AIM OF THE TASK:
Look through the material below and return every line that contains "Save".

*** INFORMATION Section Begins ***

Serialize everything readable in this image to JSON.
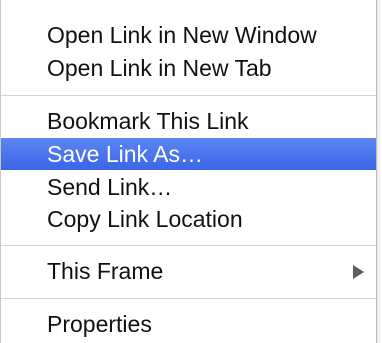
{
  "menu": {
    "items": [
      {
        "label": "Open Link in New Window"
      },
      {
        "label": "Open Link in New Tab"
      },
      {
        "label": "Bookmark This Link"
      },
      {
        "label": "Save Link As…"
      },
      {
        "label": "Send Link…"
      },
      {
        "label": "Copy Link Location"
      },
      {
        "label": "This Frame"
      },
      {
        "label": "Properties"
      }
    ],
    "highlighted_item": "Save Link As…",
    "submenu_arrow_icon": "chevron-right-icon",
    "colors": {
      "highlight": "#3a66e6",
      "highlight_text": "#ffffff",
      "text": "#111111",
      "separator": "#d4d4d4"
    }
  }
}
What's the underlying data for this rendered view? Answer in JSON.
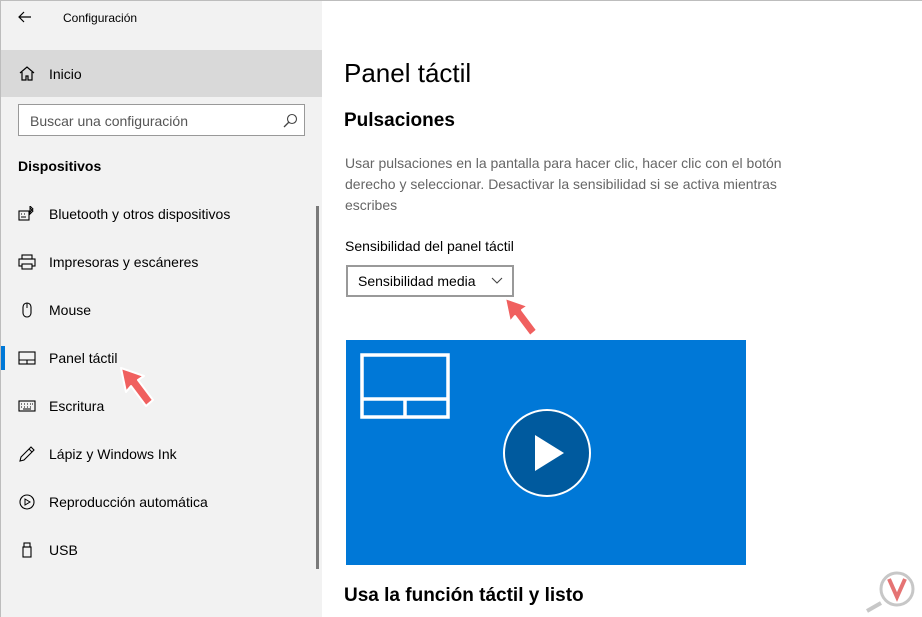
{
  "window": {
    "title": "Configuración",
    "controls": [
      "minimize",
      "maximize",
      "close"
    ]
  },
  "sidebar": {
    "home_label": "Inicio",
    "search_placeholder": "Buscar una configuración",
    "section_title": "Dispositivos",
    "items": [
      {
        "label": "Bluetooth y otros dispositivos",
        "icon": "keyboard-bluetooth-icon",
        "selected": false
      },
      {
        "label": "Impresoras y escáneres",
        "icon": "printer-icon",
        "selected": false
      },
      {
        "label": "Mouse",
        "icon": "mouse-icon",
        "selected": false
      },
      {
        "label": "Panel táctil",
        "icon": "touchpad-icon",
        "selected": true
      },
      {
        "label": "Escritura",
        "icon": "keyboard-icon",
        "selected": false
      },
      {
        "label": "Lápiz y Windows Ink",
        "icon": "pen-icon",
        "selected": false
      },
      {
        "label": "Reproducción automática",
        "icon": "autoplay-icon",
        "selected": false
      },
      {
        "label": "USB",
        "icon": "usb-icon",
        "selected": false
      }
    ]
  },
  "main": {
    "page_title": "Panel táctil",
    "section_title": "Pulsaciones",
    "description": "Usar pulsaciones en la pantalla para hacer clic, hacer clic con el botón derecho y seleccionar. Desactivar la sensibilidad si se activa mientras escribes",
    "sensitivity_label": "Sensibilidad del panel táctil",
    "sensitivity_value": "Sensibilidad media",
    "bottom_title": "Usa la función táctil y listo"
  },
  "colors": {
    "accent": "#0078d7",
    "sidebar_bg": "#f2f2f2",
    "selected_home_bg": "#d9d9d9",
    "annotation_arrow": "#f0605f"
  }
}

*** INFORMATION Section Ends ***

RESULT OF THIS TASK:
        "label": "Save Link As…"
    "highlighted_item": "Save Link As…",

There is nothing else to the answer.